If we cut and pasted together every scene with meaningful character development for Sam, Dean and Castiel within the past four seasons, it would probably take around twenty minutes to watch. In comparison the earlier five seasons can be quite emotionally heavy and we watch the boys grow in leaps and bounds. The shift in pace is palpable and uncomfortable.

Supernatural repeatedly sets up the ultimate payoff of: who is god? I assumed this would be the natural final climax of the whole story; when the boys could get answers to everything. Instead, God was prematurely brought back in season eleven and only to deus ex machina the whole finale. Literally bringing in god as a deus ex element was the straw that broke this fangirl’s back.

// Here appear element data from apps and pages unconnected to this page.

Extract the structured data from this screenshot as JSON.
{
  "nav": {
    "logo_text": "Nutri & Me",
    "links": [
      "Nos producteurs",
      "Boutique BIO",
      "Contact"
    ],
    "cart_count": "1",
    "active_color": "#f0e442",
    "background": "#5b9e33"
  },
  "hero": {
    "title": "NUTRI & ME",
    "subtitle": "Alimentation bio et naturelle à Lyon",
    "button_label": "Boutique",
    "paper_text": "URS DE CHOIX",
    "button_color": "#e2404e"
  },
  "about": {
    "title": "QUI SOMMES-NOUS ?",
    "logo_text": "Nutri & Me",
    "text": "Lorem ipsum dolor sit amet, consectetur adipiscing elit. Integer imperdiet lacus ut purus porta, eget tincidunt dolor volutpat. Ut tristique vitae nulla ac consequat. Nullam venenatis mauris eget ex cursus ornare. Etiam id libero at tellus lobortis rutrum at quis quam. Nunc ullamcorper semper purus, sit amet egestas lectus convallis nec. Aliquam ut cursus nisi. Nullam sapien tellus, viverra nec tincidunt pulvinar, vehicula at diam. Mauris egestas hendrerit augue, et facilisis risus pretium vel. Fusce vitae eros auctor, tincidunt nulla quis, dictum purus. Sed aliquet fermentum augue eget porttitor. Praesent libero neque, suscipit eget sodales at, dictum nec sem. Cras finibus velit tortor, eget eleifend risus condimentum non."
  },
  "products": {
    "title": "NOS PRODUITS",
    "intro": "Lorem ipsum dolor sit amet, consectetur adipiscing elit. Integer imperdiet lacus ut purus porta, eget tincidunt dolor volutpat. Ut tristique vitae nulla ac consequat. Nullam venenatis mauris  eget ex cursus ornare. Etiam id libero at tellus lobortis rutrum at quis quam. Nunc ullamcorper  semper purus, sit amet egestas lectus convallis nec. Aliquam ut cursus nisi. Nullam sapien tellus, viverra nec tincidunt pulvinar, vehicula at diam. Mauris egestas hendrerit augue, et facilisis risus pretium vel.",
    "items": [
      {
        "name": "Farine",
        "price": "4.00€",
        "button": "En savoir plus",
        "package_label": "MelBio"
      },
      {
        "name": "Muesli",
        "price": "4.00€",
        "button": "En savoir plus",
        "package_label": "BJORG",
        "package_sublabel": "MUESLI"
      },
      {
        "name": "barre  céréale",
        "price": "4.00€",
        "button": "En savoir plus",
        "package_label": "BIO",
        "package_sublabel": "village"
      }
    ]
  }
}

And then, as if to attempt to distract the writers brought back Mary. Mary Winchester is, at this point, a mythological figure in Supernatural. She is the epitome of the loss and pain experienced at the hands of evil; the tragic foundation that the entire show is built on. Every storyline involving Mary - using her likeness, placing her in dreams and alternate realities - was extremely poignant and emotional for me. And bringing her back completely de-fanged all of it.

For me, the writers including God and Mary was basically like me seeing the man behind the curtain. And there was no wizard; no greater workings happening, no endgame that I wanted to be a part of.

The reasons I kept sticking around for Supernatural having slowly fallen away. This should’ve been impossible; those reasons had their talons in me deep. I have an addictive personality and prefer fictional people over real ones; I’m usually the fan a story can’t get rid of. The same could be said for the numerous other fans I watched experience the same. But botch the plot and talk down to your audience enough, and I guess anything’s possible.


Bre Fischer is an author, screenwriter, passionate feminist, activist, and cat person living in Vancouver, BC.